Early Signs and symptoms of dementia
Memory loss that disrupts daily life may be a symptom of Alzheimer’s disease or other dementia. Alzheimer’s is a brain disease that causes a slow decline in memory, thinking and reasoning skills. There are a number of warning signs and symptoms. There are a number of different forms of dementia and each is different. Here below we include 10 typical signs and symptoms of dementia:
Memory loss that disrupts daily life
One of the most common signs of Alzheimer’s disease, especially in the early stage, is the inability to recall events that have happened recently or forgetting recently learned information. Others include forgetting important dates or events, asking for the same questions over and over, and increasingly needing to rely on memory aids or family members, for things they used to handle on their own.
Challenges in concentrating, planning or organising
Some people living with dementia may experience changes in their ability to develop and follow a plan or work with numbers. They may have trouble following a familiar recipe or keeping track of monthly bills. They may have difficulty concentrating and take much longer to do things than they did before, for example, not being able to make decisions, solve problems or carry out a sequence of tasks (plan a journey).
New problems with speech and language
People living with dementia may have trouble following or joining a conversation or have difficulties in finding the right word. They may also stop in the middle of a conversation and have no idea how to continue, or they may repeat themselves. they may struggle with vocabulary, have trouble naming a familiar object or use the wrong name (e.g. calling a “watch” and “hand-clock”).
Challenges in visual and /or spatial judgement
For some people, there may be problems with vision problems. This may lead to an inability to determine the distance of something , such as on stairs) and seeing objects in three dimensions. There may be difficulty with balance or trouble reading. They may also have problems judging distance and determining color or contrast, causing issues with driving.
Orientation - confusion with time or place
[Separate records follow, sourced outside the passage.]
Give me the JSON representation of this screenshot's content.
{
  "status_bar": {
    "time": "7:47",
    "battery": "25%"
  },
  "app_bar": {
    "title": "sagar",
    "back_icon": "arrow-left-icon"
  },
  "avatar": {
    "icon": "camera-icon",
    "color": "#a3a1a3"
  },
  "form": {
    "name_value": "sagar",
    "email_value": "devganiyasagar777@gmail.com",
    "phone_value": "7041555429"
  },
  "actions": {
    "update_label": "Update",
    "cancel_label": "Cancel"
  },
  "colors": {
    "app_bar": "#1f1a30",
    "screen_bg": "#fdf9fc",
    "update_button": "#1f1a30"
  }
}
People living with dementia can lose track of dates, seasons and the passage of time, for example not know what day it is or becoming confused about where they are. They may have trouble understanding something if it is not happening immediately. Sometimes they may forget where they are or how they got there.
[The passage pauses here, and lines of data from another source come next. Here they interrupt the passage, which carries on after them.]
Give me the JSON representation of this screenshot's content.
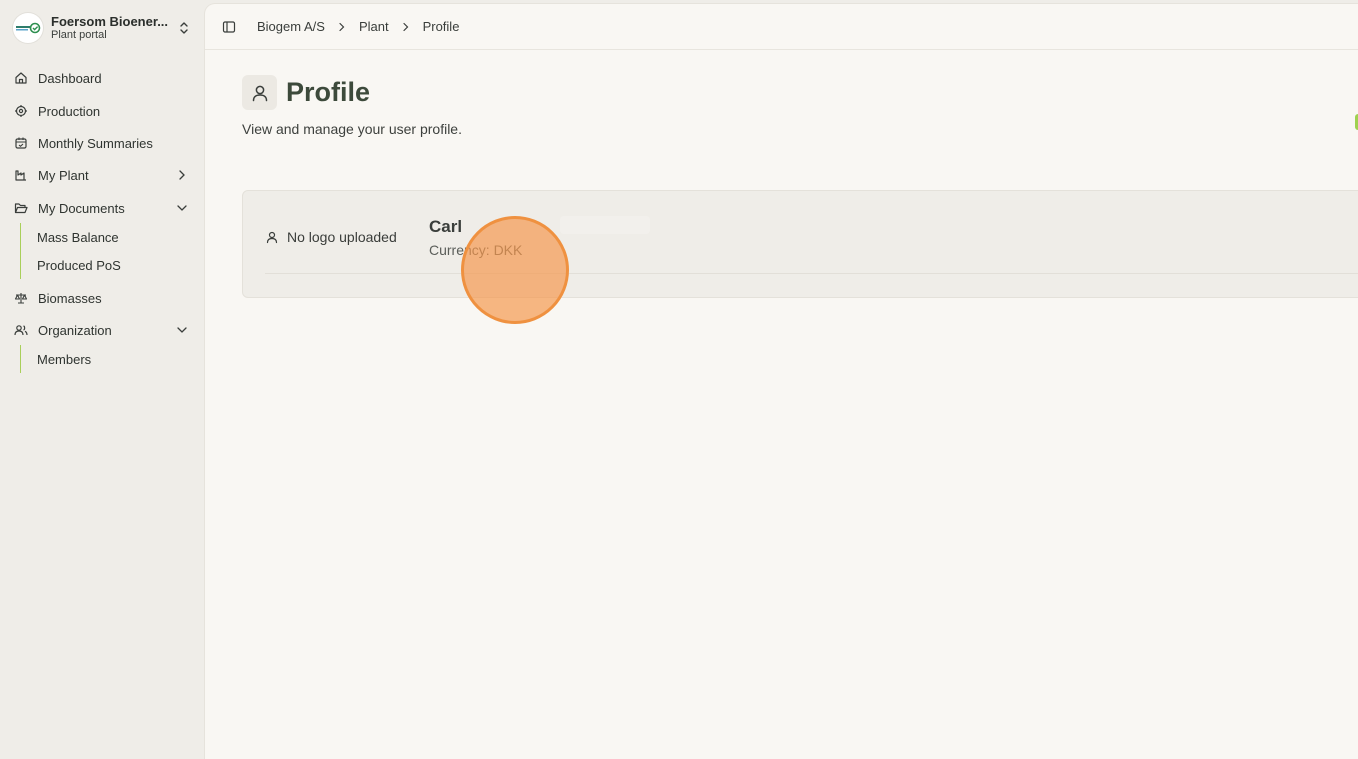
{
  "org": {
    "name": "Foersom Bioener...",
    "subtitle": "Plant portal"
  },
  "sidebar": {
    "items": [
      {
        "label": "Dashboard",
        "icon": "home-icon"
      },
      {
        "label": "Production",
        "icon": "production-gear-icon"
      },
      {
        "label": "Monthly Summaries",
        "icon": "calendar-icon"
      },
      {
        "label": "My Plant",
        "icon": "factory-icon"
      },
      {
        "label": "My Documents",
        "icon": "folder-open-icon"
      },
      {
        "label": "Biomasses",
        "icon": "scale-icon"
      },
      {
        "label": "Organization",
        "icon": "users-icon"
      }
    ],
    "documents_sub": [
      "Mass Balance",
      "Produced PoS"
    ],
    "organization_sub": [
      "Members"
    ]
  },
  "breadcrumb": [
    "Biogem A/S",
    "Plant",
    "Profile"
  ],
  "page": {
    "title": "Profile",
    "description": "View and manage your user profile."
  },
  "profile": {
    "logo_status": "No logo uploaded",
    "name": "Carl",
    "currency": "Currency: DKK"
  },
  "colors": {
    "accent": "#a9cf5a",
    "cursor": "#ef9140",
    "title": "#3d4a3b"
  }
}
Changes in mood and personality
Individuals living with dementia may experience mood and personality changes. They can become confused, suspicious, depressed, fearful or anxious. They may be easily upset at home, with friends or when out of their comfort zone. They may experience changes in mood, becoming irritable or frustrated. Anxious or withdrawn.
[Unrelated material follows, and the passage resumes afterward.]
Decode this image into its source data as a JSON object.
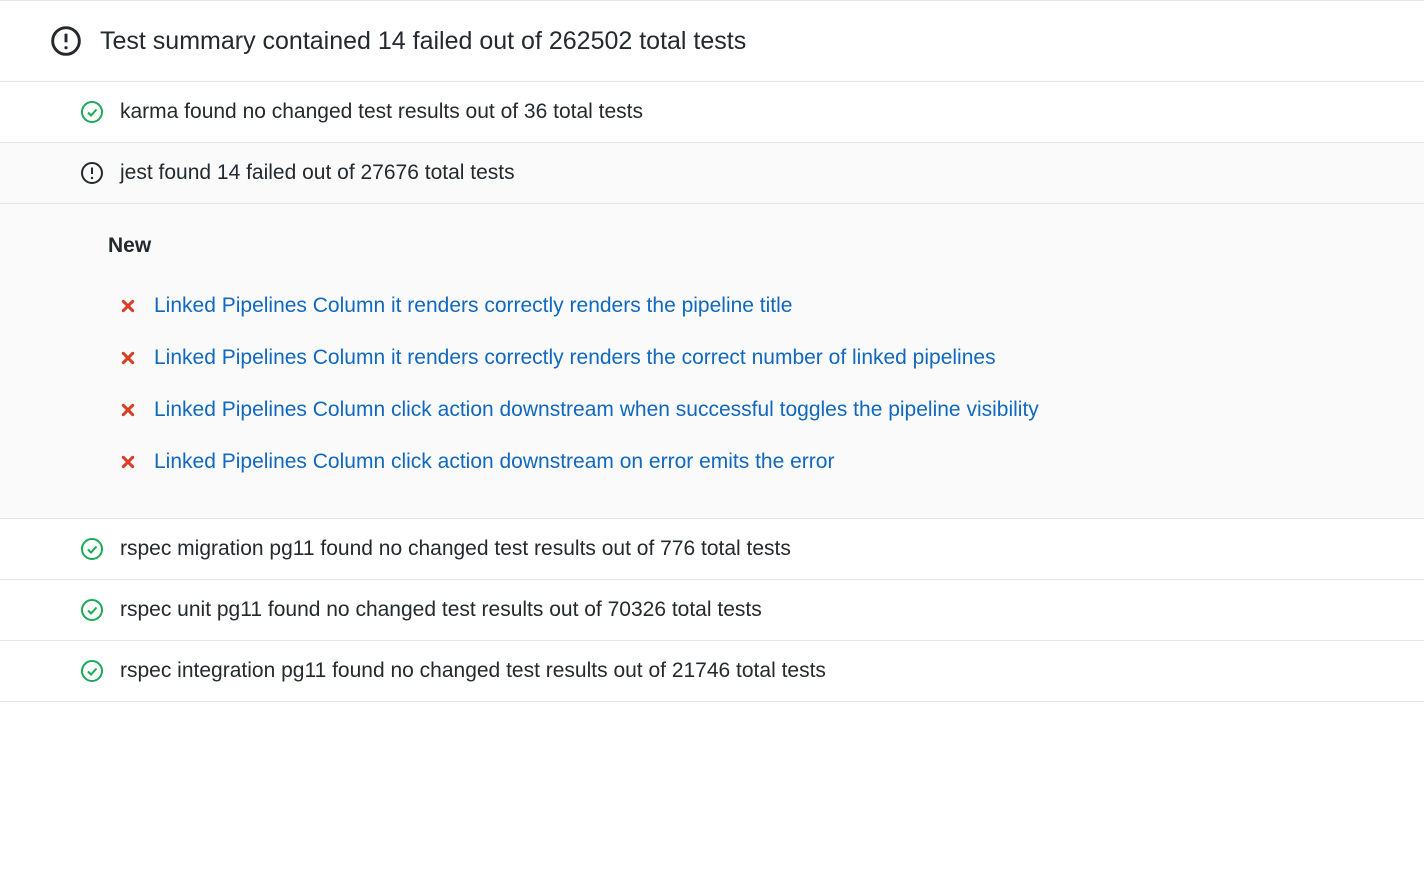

Hallucinations or delusions
For some types of dementia, there may be experiences of hallucinations or delusions which appear real.
Decreased or poor judgment
Individuals may experience changes in judgment or decision-making. For example, they may use poor judgment when dealing with money or pay less attention to grooming or keeping themselves clean.
Misplacing things and losing the ability to retrace steps
A person living with dementia may put things in unusual places. They may lose things and be unable to go back over their steps to find them again. He or she may accuse others of stealing, especially as the disease progresses.
Difficulty in completing familiar tasks
A person living with dementia may often find it hard to complete daily tasks. Sometimes they may have trouble driving to a familiar location, organizing a grocery list or remembering the rules of a favorite game.